Bronze $20 Copay - The least expensive Bronze-tier policy that offers copays on office visist ($20) and generic prescriptions ($15). As a Point-Of-Service (POS) option, this plan combines HMO and PPO features, including substantial discounts if stay "in-network."
Specialist visits are subject to a $50 copay and also must meet the policy deductible of $5,750. Hospital visits have a $250 per stay charge plus applicable deductibles and copays.
Silver $10 Copay - Another POS plan that features a very low $10 copay on office visits but no deductible on specialist visits. Since the cost of a specialist can easily be more than $150, this is a major money-saver. The deductible of $3,750 is also very reasonable.
Cost-sharing applies (to all Silver-tier plans), so depending upon household income, deductible and out-of-pocket expenses can drastically reduce.
Gold $5 Copay - "Cadillac" of Ohio Marketplace policies. $5 and $40 copays on primary-care-physician and specialist visits. Add a low $1,400 deductible and you have a very attractive option if you're willing to spend a few extra dollars. Maximum out-of-pocket maximum is $5,000.
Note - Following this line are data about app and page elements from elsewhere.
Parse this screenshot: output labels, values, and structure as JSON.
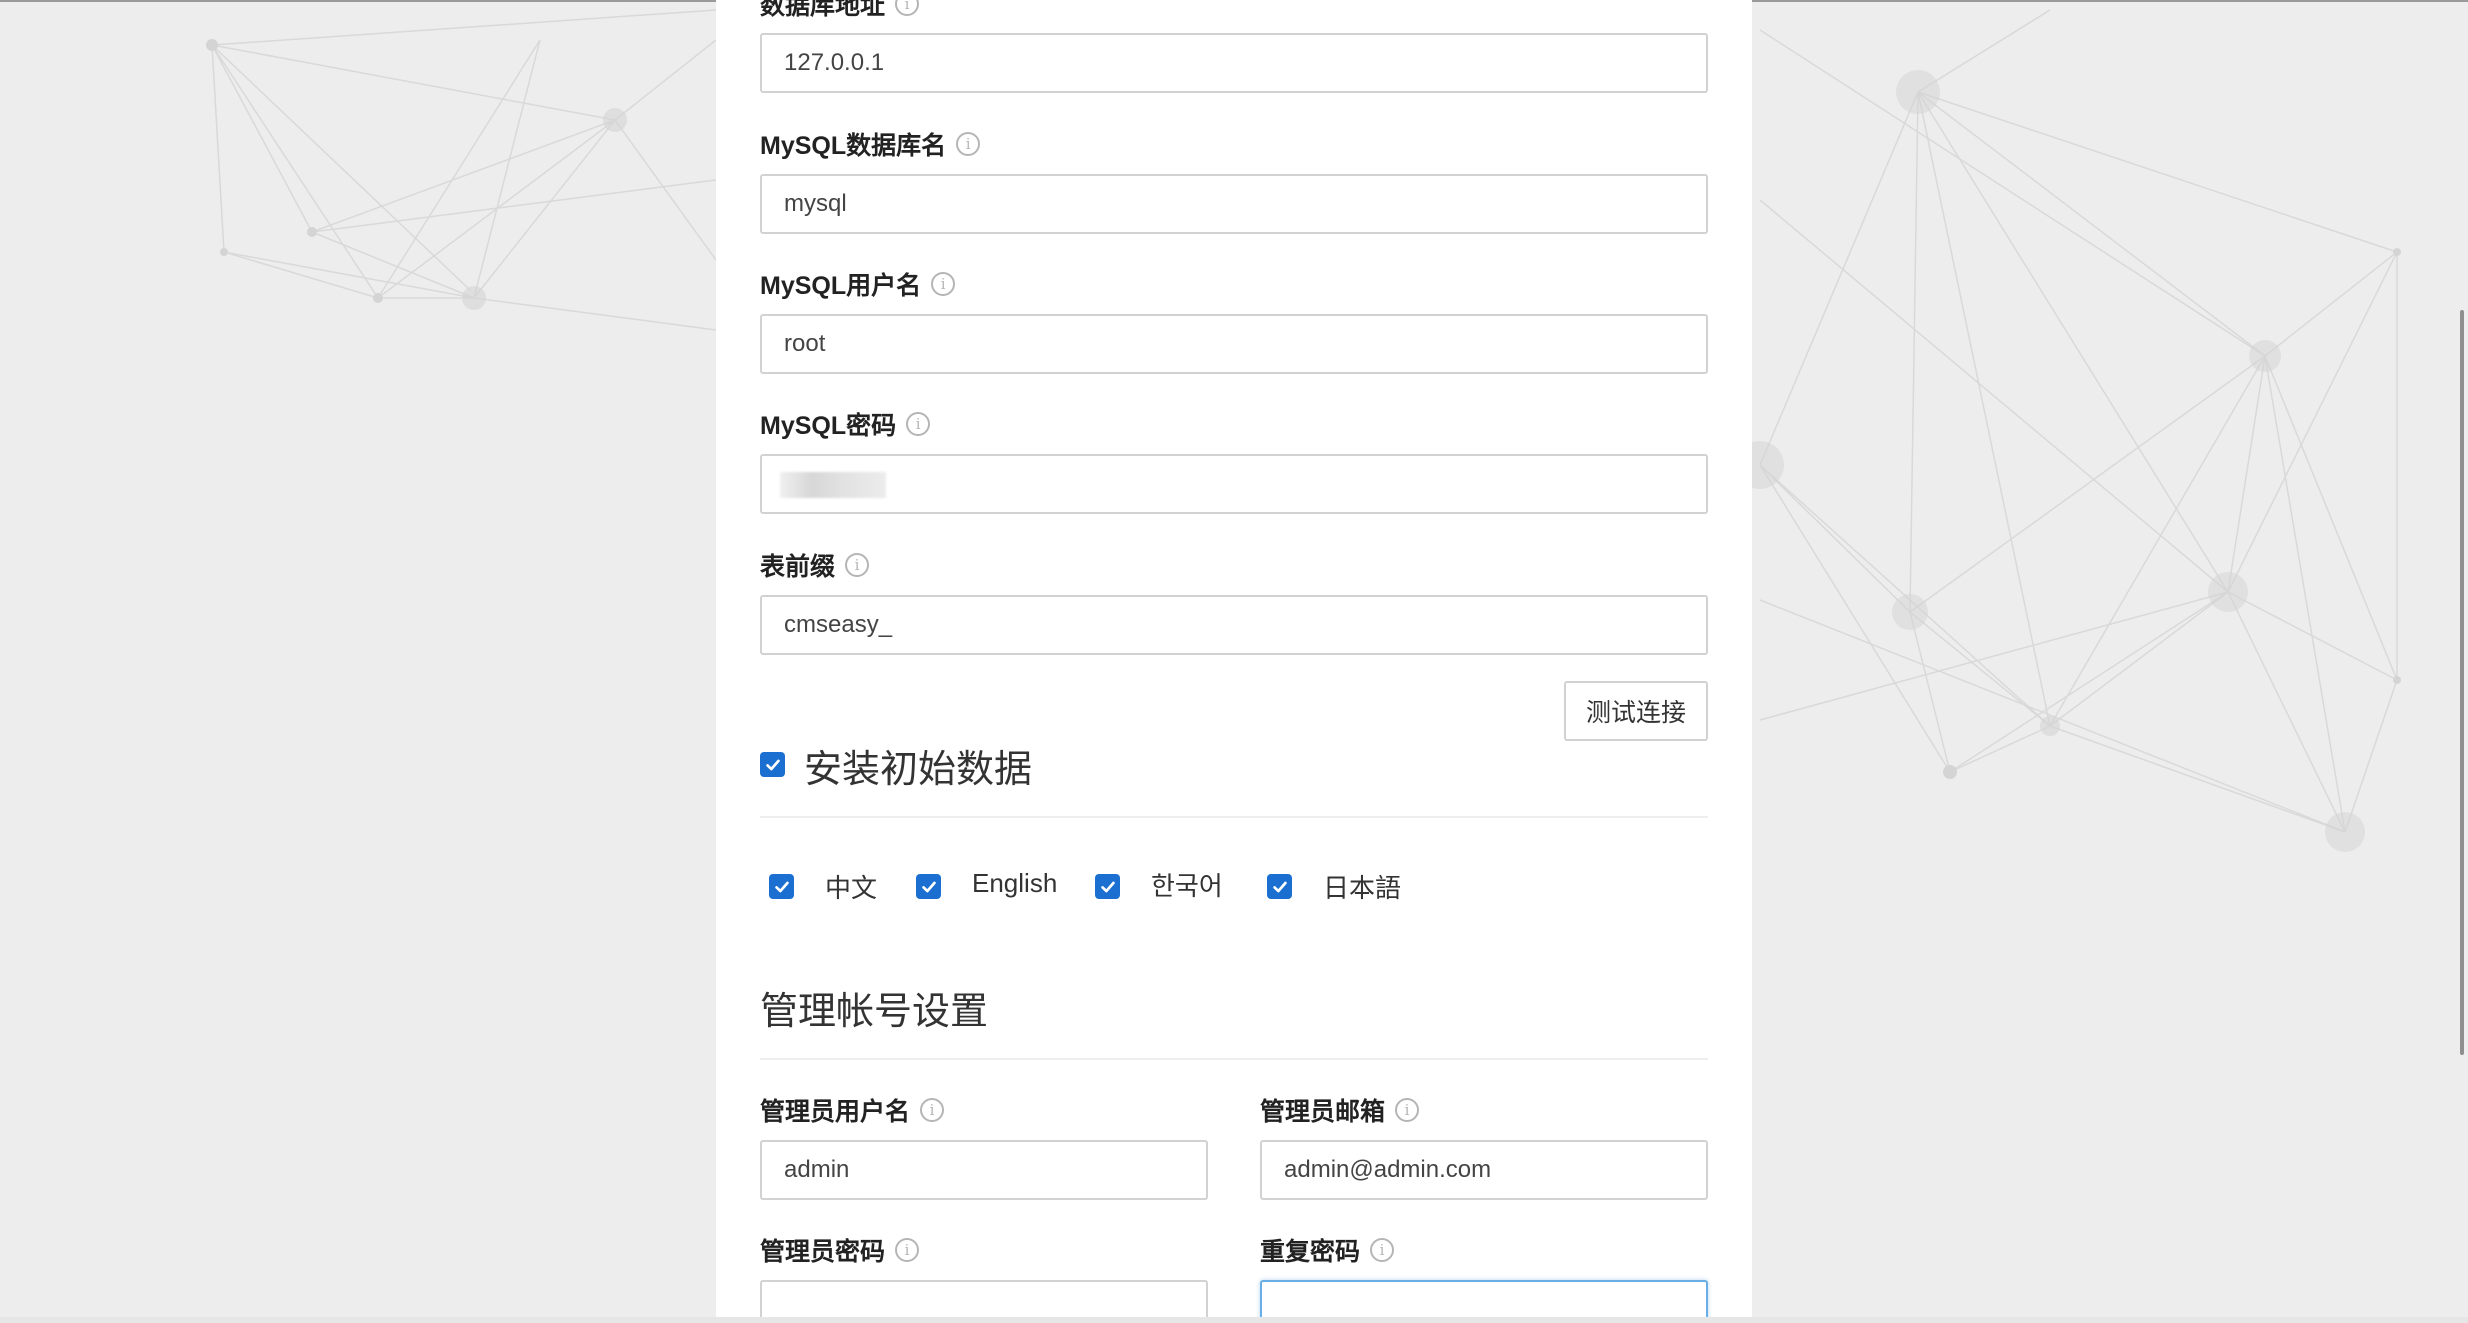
{
  "form": {
    "db_host": {
      "label": "数据库地址",
      "value": "127.0.0.1"
    },
    "db_name": {
      "label": "MySQL数据库名",
      "value": "mysql"
    },
    "db_user": {
      "label": "MySQL用户名",
      "value": "root"
    },
    "db_pass": {
      "label": "MySQL密码"
    },
    "table_prefix": {
      "label": "表前缀",
      "value": "cmseasy_"
    },
    "test_button": "测试连接",
    "install_initial_data": {
      "label": "安装初始数据",
      "checked": true
    },
    "languages": [
      {
        "label": "中文",
        "checked": true
      },
      {
        "label": "English",
        "checked": true
      },
      {
        "label": "한국어",
        "checked": true
      },
      {
        "label": "日本語",
        "checked": true
      }
    ]
  },
  "admin": {
    "section_title": "管理帐号设置",
    "username": {
      "label": "管理员用户名",
      "value": "admin"
    },
    "email": {
      "label": "管理员邮箱",
      "value": "admin@admin.com"
    },
    "password": {
      "label": "管理员密码",
      "value": "●●●●●●●●"
    },
    "repeat_password": {
      "label": "重复密码",
      "value": "●●●●●●●●"
    }
  },
  "icons": {
    "info": "info-circle-icon",
    "check": "checkmark-icon"
  },
  "colors": {
    "checkbox": "#1a6fd1",
    "page_background": "#ededed",
    "focus_border": "#6aaee6"
  }
}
Grandfathered plans (policies issued in April of 2010 or earlier) remain active for many households. Although benefits do not reflect new mandates and guidelines, unless they are terminated by the original carrier, you may keep the contract.
These options have become very popular in recent years. And although their rates are extremely competitive, it is still important to properly compare their policy to the other Ohio health companies. And that’s what we do best! Although we will consider all policies when researching your options, we feel it is most important to recommend the options that best fits your specific needs...regardless of which company that might be.
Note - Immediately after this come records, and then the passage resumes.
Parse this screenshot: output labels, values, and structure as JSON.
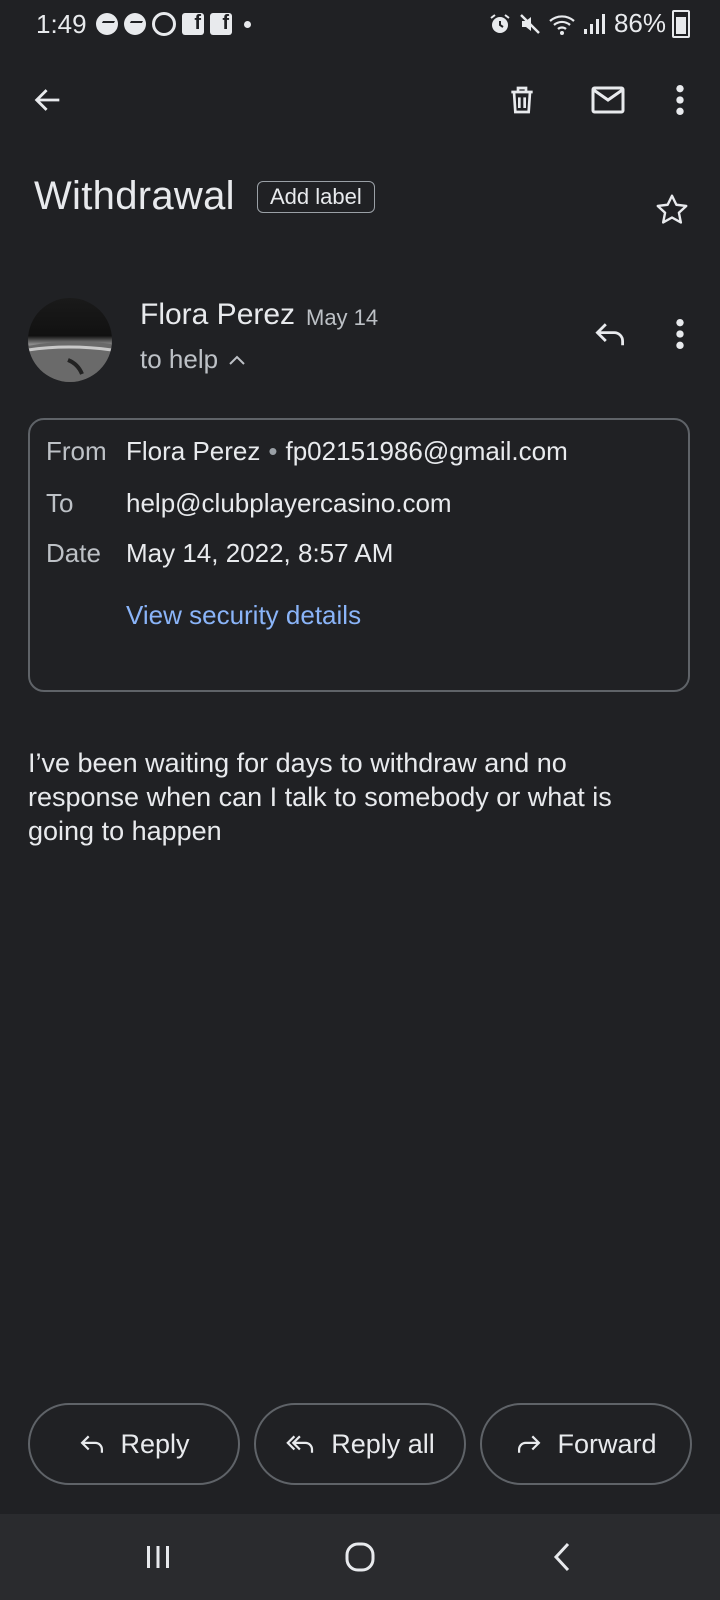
{
  "status_bar": {
    "time": "1:49",
    "battery_text": "86%",
    "left_icons": [
      "messenger-icon",
      "messenger-icon",
      "threads-icon",
      "facebook-icon",
      "facebook-icon",
      "dot-icon"
    ],
    "right_icons": [
      "alarm-icon",
      "mute-icon",
      "wifi-icon",
      "signal-icon",
      "battery-charging-icon"
    ]
  },
  "toolbar": {
    "icons": [
      "back-arrow-icon",
      "delete-icon",
      "mark-unread-icon",
      "more-vert-icon"
    ]
  },
  "email": {
    "subject": "Withdrawal",
    "add_label": "Add label",
    "sender_name": "Flora Perez",
    "short_date": "May 14",
    "to_summary": "to help",
    "details": {
      "from_key": "From",
      "from_name": "Flora Perez",
      "from_sep": "•",
      "from_email": "fp02151986@gmail.com",
      "to_key": "To",
      "to_email": "help@clubplayercasino.com",
      "date_key": "Date",
      "date_value": "May 14, 2022, 8:57 AM",
      "security_link": "View security details"
    },
    "body": "I’ve been waiting for days to withdraw and no response when can I talk to somebody or what is going to happen"
  },
  "actions": {
    "reply": "Reply",
    "reply_all": "Reply all",
    "forward": "Forward"
  },
  "colors": {
    "background": "#202124",
    "text": "#e8eaed",
    "secondary_text": "#bdc1c6",
    "link": "#8ab4f8",
    "border": "#5f6368",
    "nav_bar": "#2a2b2e"
  }
}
Aetna Medicare Plans In Ohio (For Persons Age 65 And Older)
Medicare Supplement plans pay for many of the out-of-pocket expenses not covered by basic coverage. The standardized plans that are available are A,B,F,G, and N. Options not offered by Aetna are generally available through one of many other carriers, including Anthem Blue Cross, Humana, and UnitedHealthcare.
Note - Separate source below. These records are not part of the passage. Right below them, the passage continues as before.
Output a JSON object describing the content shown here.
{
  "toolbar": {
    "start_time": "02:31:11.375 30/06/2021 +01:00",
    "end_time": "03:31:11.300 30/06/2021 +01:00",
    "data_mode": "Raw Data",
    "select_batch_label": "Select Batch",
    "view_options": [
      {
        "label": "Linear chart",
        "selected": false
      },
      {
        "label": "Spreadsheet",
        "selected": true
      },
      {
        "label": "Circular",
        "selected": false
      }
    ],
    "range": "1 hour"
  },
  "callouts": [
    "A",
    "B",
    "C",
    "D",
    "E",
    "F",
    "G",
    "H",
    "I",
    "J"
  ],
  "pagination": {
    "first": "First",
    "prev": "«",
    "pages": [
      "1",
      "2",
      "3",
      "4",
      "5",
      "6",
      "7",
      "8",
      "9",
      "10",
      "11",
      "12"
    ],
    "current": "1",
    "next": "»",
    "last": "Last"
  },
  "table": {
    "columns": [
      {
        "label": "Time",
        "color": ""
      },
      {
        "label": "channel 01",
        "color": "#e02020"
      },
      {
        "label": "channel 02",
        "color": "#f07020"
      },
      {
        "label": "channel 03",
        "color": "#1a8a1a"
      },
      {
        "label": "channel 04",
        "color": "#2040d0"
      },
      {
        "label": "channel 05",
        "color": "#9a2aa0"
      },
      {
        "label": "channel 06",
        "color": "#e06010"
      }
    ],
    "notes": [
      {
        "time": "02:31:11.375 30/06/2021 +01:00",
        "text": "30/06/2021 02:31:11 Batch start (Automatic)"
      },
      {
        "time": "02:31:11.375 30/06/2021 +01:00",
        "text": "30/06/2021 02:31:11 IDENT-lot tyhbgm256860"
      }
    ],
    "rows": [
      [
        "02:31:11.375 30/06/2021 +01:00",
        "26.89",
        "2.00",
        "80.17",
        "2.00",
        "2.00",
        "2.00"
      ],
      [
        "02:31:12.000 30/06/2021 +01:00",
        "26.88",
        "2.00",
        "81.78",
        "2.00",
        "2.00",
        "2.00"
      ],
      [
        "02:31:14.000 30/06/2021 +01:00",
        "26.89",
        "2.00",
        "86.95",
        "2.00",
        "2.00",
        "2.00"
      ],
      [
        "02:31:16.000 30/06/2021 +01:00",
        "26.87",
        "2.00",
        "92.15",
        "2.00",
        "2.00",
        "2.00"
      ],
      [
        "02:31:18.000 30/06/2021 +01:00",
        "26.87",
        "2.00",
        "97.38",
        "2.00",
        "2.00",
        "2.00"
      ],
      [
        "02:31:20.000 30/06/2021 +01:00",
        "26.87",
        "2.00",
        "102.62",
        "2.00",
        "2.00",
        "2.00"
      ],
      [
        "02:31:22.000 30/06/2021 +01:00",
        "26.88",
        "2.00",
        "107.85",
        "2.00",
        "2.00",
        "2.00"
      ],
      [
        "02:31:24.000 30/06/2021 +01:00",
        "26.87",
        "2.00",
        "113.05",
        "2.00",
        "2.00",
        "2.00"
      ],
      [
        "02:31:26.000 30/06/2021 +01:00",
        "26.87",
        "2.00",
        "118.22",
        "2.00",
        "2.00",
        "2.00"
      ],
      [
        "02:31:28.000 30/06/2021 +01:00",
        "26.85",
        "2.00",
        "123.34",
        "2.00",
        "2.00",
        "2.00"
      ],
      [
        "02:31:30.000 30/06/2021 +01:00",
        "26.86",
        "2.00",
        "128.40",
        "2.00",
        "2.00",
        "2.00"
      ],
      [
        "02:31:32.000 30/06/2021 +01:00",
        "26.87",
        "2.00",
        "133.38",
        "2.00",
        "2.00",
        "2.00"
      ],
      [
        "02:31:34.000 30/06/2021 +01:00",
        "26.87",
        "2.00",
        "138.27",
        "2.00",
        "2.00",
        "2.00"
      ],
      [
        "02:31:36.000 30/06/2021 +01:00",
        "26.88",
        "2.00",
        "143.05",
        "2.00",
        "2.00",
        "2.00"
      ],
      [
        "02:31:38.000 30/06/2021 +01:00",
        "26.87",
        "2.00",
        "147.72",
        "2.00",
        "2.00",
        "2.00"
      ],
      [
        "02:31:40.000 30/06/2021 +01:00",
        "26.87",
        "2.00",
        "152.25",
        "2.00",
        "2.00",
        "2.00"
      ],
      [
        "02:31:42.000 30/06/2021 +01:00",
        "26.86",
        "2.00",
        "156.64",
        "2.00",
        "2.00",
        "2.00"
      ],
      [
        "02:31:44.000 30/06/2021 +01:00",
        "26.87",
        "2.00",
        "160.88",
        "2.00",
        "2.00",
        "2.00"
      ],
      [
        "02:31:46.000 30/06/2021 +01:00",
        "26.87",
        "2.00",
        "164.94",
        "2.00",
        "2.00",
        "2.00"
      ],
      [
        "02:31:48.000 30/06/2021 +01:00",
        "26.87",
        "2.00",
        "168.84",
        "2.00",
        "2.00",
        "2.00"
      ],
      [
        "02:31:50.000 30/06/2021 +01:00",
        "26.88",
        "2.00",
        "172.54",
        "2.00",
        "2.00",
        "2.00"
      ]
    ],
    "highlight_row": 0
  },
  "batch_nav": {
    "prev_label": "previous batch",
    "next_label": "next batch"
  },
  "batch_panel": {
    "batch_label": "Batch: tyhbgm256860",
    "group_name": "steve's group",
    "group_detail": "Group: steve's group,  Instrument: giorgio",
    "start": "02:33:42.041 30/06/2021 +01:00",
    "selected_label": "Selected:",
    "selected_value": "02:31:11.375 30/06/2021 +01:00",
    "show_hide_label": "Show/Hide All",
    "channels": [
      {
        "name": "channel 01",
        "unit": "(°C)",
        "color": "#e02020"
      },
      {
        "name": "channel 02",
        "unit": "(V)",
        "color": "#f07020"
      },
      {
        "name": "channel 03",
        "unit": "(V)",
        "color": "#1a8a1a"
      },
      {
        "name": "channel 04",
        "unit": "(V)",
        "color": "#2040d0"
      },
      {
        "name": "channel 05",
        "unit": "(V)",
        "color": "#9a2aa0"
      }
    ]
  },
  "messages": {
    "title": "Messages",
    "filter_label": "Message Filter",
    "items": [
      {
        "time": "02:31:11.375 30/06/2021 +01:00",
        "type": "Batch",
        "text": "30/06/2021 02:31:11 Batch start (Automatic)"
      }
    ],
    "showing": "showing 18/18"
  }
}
Plan F is the most comprehensive and expensive option, since Part A and B deductibles, 100% Part B coinsurance, Part B excess, foreign travel emergency, and skilled nursing facility coinsurance are covered. Plan A is the least expensive option since "Basic" benefits and the Part B coinsurance are the main features. Shown below are estimated monthly rates for a 65 year-old female:
Plan A - $125
Plan B - $138
Plan F - $156
Plan G - $144
Plan N - $113
The quotes you view on our website are always free! When applying for coverage, we can help you every step of the way, including researching and comparing policies. You can also "apply direct" with the links we provide.
September 2013 - Aetna will not be offering policies through the Ohio Health Exchange (Marketplace) in 2014. Thus, current Open Enrollment does not apply to any of their products.
However, they will be offering policies that are "away" from the Exchange. These plans will not be eligible for a federal subsidy and will not require you to purchase the 10 required mandated benefits, including maternity. It is possible that prices for these plans will be much less expensive than many options available through Open Enrollment.
October 2013 - Off-Exchange plans will be available in the following counties: Butler, Clermont, Cuyahoga, Delaware, Fairfield, Franklin, Fulton, Geauga, Franklin, Hamilton, Henry, Lake, Licking, Lorain, Lucas, Madison, Medina, Ottawa, Pickaway, Portage, Stark, Summit, Union, Warren and Wood.
August 2015 - Aetna has agreed to purchase Humana, in a transaction that creates the second-biggest US health insurance company. At this time, it's too early to accurately predict the long-range ramifications. However, within the next few years, we expect more Counties to have access to products, and the number of in-network doctors and hospitals to remain high.